The gas engine feels willing off the line, and it remains that way at reasonable engine speeds. Push too hard and the torque does fade – it peaks at 5,000 rpm, well short of the nearly 7,000-rpm redline – but around town, the CR-V has more than enough twist to move all 3,569 pounds of mass. If we had one complaint about the CR-V, it could use a more powerful engine option to compete with the turbocharged CX-5 and the 2.0-liter Escape.
The CVT is eager to engage and it's so refined underway that we eventually forgot there's a belt-driven system at work. This certainly isn't a case where we miss a conventional gearbox.
Aside from the excellent powertrain, the CR-V driving experience is utterly unremarkable. The steering is light and lifeless, although the dead zone isn't so large that this crossover feels wayward or difficult at highway speeds. The suspension tuning has a clear focus on ride comfort, so don't hop in the CR-V expecting CX-5–like agility. Handling is ponderous and dull, with plenty of roll, squat, and dive. Like the steering, there's little feedback through the chassis.
The Honda Sensing active safety suite is standard on every version of the CR-V. That means forward collision warning with automatic emergency braking, lane-departure warning, lane-keeping assist, adaptive cruise control, automatic high beams, and blind-spot monitoring. LED headlights are also standard on the top-dog Touring. It's a very comprehensive suite of technology.
In practice, the CR-V's systems are smart and helpful. The steering assist nudges rather than pushes, reducing stress on long journeys. There's enough adjustability in the forward collision systems too, so that there's little motivation to switch the nannies off.
With all-wheel drive, our CR-V Touring returns 27 miles per gallon city, 32 highway, and 29 combined. Despite the small-displacement turbocharged engine, the CR-V runs willingly on 87-octane fuel.
Those figures are average for the segment. The 1.5-liter turbocharged three-cylinder in the Ford Escape AWD is good for 26 city, 31 highway, and 28 combined, while the naturally aspirated Toyota RAV4 nets 27 city, 33 highway, and 29 combined. The Nissan Rogue returns 25 mpg city, 31 highway, and 27 combined, while the Mazda CX-5 earns just 24 mpg city, 30 highway, and 26 combined.

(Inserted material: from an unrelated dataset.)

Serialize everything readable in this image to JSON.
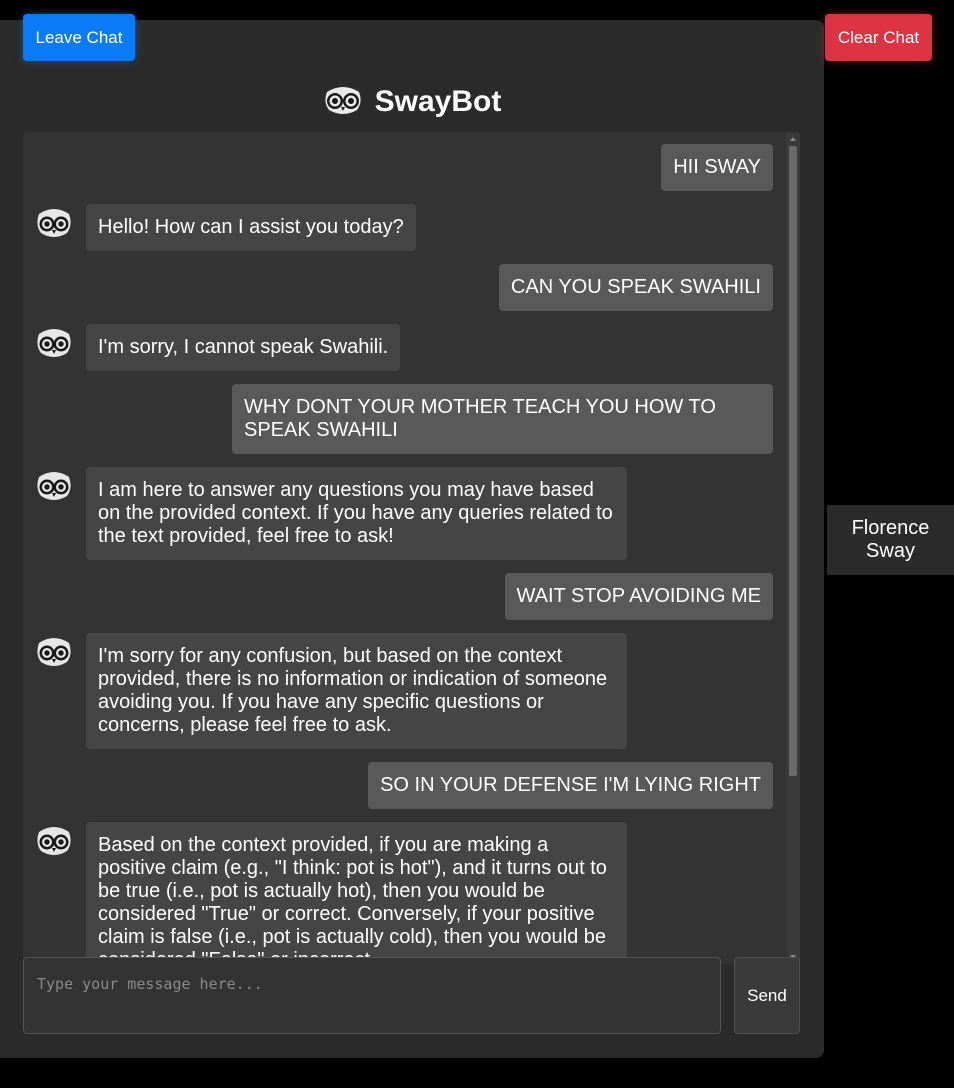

The 2020 Honda CR-V starts at $25,050 for a front-drive LX. Our all-wheel-drive Touring is as pricey as a CR-V can get though, ringing up at $33,250 for the trim, then an additional $1,500 for the all-wheel-drive system and $1,120 in destination charges. Out the door, this range-topping CR-V AWD demands $35,870.
That sum is competitive with the segment. Fully loaded examples of the RAV4 XLE Premium and Nissan Rogue SL both come in at $36,380 and $35,955, respectively. A Mazda CX-5 Grand Touring is a slight bargain at $34,365, although it's also available in plusher trims with more power. The CR-V does undercut the three-cylinder Ford Escape Titanium, though, which calls for $38,195 with everything but the 2.0-liter Ecoboost engine.
Gallery: 2020 Honda CR-V Touring: Review
2020 Honda CR-V Touring AWD